* **Task requirements**
What is needed here is an exact copy of all the data.

App and web page records
----------------------------------------
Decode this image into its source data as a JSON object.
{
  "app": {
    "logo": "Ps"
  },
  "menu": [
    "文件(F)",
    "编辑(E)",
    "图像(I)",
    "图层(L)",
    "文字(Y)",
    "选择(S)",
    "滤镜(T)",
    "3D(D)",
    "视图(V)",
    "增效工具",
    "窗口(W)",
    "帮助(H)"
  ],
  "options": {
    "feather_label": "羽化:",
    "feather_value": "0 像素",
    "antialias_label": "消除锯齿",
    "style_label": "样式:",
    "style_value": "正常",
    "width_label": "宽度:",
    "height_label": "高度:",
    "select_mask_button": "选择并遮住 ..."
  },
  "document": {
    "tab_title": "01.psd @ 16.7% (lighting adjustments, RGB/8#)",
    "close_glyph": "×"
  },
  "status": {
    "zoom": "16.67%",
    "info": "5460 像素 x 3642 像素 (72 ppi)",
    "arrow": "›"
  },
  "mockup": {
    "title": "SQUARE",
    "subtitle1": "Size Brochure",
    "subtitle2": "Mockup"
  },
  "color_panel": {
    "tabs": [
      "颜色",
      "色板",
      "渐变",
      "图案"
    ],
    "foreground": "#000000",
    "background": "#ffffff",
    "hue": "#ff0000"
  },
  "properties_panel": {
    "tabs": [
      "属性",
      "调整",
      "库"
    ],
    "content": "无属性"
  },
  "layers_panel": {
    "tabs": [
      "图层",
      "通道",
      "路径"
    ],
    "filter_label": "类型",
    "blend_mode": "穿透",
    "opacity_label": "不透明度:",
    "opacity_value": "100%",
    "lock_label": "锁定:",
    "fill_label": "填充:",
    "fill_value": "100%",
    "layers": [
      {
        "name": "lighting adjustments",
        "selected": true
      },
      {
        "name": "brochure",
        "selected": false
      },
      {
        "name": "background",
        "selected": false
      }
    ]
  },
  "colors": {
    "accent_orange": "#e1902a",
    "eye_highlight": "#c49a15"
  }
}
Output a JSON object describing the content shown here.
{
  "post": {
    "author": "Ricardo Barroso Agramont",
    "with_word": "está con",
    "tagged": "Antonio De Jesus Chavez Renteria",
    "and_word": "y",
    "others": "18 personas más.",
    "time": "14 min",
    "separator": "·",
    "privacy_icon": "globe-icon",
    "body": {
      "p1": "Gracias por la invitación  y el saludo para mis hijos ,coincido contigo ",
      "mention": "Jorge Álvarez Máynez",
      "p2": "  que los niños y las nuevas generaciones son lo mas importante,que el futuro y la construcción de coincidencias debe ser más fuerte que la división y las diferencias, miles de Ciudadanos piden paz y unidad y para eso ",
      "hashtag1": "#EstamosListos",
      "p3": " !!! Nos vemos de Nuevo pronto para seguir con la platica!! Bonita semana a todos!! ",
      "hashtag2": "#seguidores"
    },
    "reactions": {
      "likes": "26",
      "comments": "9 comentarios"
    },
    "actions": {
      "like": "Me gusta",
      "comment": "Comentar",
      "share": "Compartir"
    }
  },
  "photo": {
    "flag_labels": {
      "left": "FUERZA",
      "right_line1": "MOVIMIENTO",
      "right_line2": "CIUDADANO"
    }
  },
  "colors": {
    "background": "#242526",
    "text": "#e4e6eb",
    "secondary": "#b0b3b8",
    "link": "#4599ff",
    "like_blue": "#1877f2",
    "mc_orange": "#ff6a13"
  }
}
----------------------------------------
* **Your solution**
Decode this image into its source data as a JSON object.
{
  "app": {
    "logo": "Ps"
  },
  "menu": [
    "文件(F)",
    "编辑(E)",
    "图像(I)",
    "图层(L)",
    "文字(Y)",
    "选择(S)",
    "滤镜(T)",
    "3D(D)",
    "视图(V)",
    "增效工具",
    "窗口(W)",
    "帮助(H)"
  ],
  "options": {
    "feather_label": "羽化:",
    "feather_value": "0 像素",
    "antialias_label": "消除锯齿",
    "style_label": "样式:",
    "style_value": "正常",
    "width_label": "宽度:",
    "height_label": "高度:",
    "select_mask_button": "选择并遮住 ..."
  },
  "document": {
    "tab_title": "01.psd @ 16.7% (lighting adjustments, RGB/8#)",
    "close_glyph": "×"
  },
  "status": {
    "zoom": "16.67%",
    "info": "5460 像素 x 3642 像素 (72 ppi)",
    "arrow": "›"
  },
  "mockup": {
    "title": "SQUARE",
    "subtitle1": "Size Brochure",
    "subtitle2": "Mockup"
  },
  "color_panel": {
    "tabs": [
      "颜色",
      "色板",
      "渐变",
      "图案"
    ],
    "foreground": "#000000",
    "background": "#ffffff",
    "hue": "#ff0000"
  },
  "properties_panel": {
    "tabs": [
      "属性",
      "调整",
      "库"
    ],
    "content": "无属性"
  },
  "layers_panel": {
    "tabs": [
      "图层",
      "通道",
      "路径"
    ],
    "filter_label": "类型",
    "blend_mode": "穿透",
    "opacity_label": "不透明度:",
    "opacity_value": "100%",
    "lock_label": "锁定:",
    "fill_label": "填充:",
    "fill_value": "100%",
    "layers": [
      {
        "name": "lighting adjustments",
        "selected": true
      },
      {
        "name": "brochure",
        "selected": false
      },
      {
        "name": "background",
        "selected": false
      }
    ]
  },
  "colors": {
    "accent_orange": "#e1902a",
    "eye_highlight": "#c49a15"
  }
}
Output a JSON object describing the content shown here.
{
  "post": {
    "author": "Ricardo Barroso Agramont",
    "with_word": "está con",
    "tagged": "Antonio De Jesus Chavez Renteria",
    "and_word": "y",
    "others": "18 personas más.",
    "time": "14 min",
    "separator": "·",
    "privacy_icon": "globe-icon",
    "body": {
      "p1": "Gracias por la invitación  y el saludo para mis hijos ,coincido contigo ",
      "mention": "Jorge Álvarez Máynez",
      "p2": "  que los niños y las nuevas generaciones son lo mas importante,que el futuro y la construcción de coincidencias debe ser más fuerte que la división y las diferencias, miles de Ciudadanos piden paz y unidad y para eso ",
      "hashtag1": "#EstamosListos",
      "p3": " !!! Nos vemos de Nuevo pronto para seguir con la platica!! Bonita semana a todos!! ",
      "hashtag2": "#seguidores"
    },
    "reactions": {
      "likes": "26",
      "comments": "9 comentarios"
    },
    "actions": {
      "like": "Me gusta",
      "comment": "Comentar",
      "share": "Compartir"
    }
  },
  "photo": {
    "flag_labels": {
      "left": "FUERZA",
      "right_line1": "MOVIMIENTO",
      "right_line2": "CIUDADANO"
    }
  },
  "colors": {
    "background": "#242526",
    "text": "#e4e6eb",
    "secondary": "#b0b3b8",
    "link": "#4599ff",
    "like_blue": "#1877f2",
    "mc_orange": "#ff6a13"
  }
}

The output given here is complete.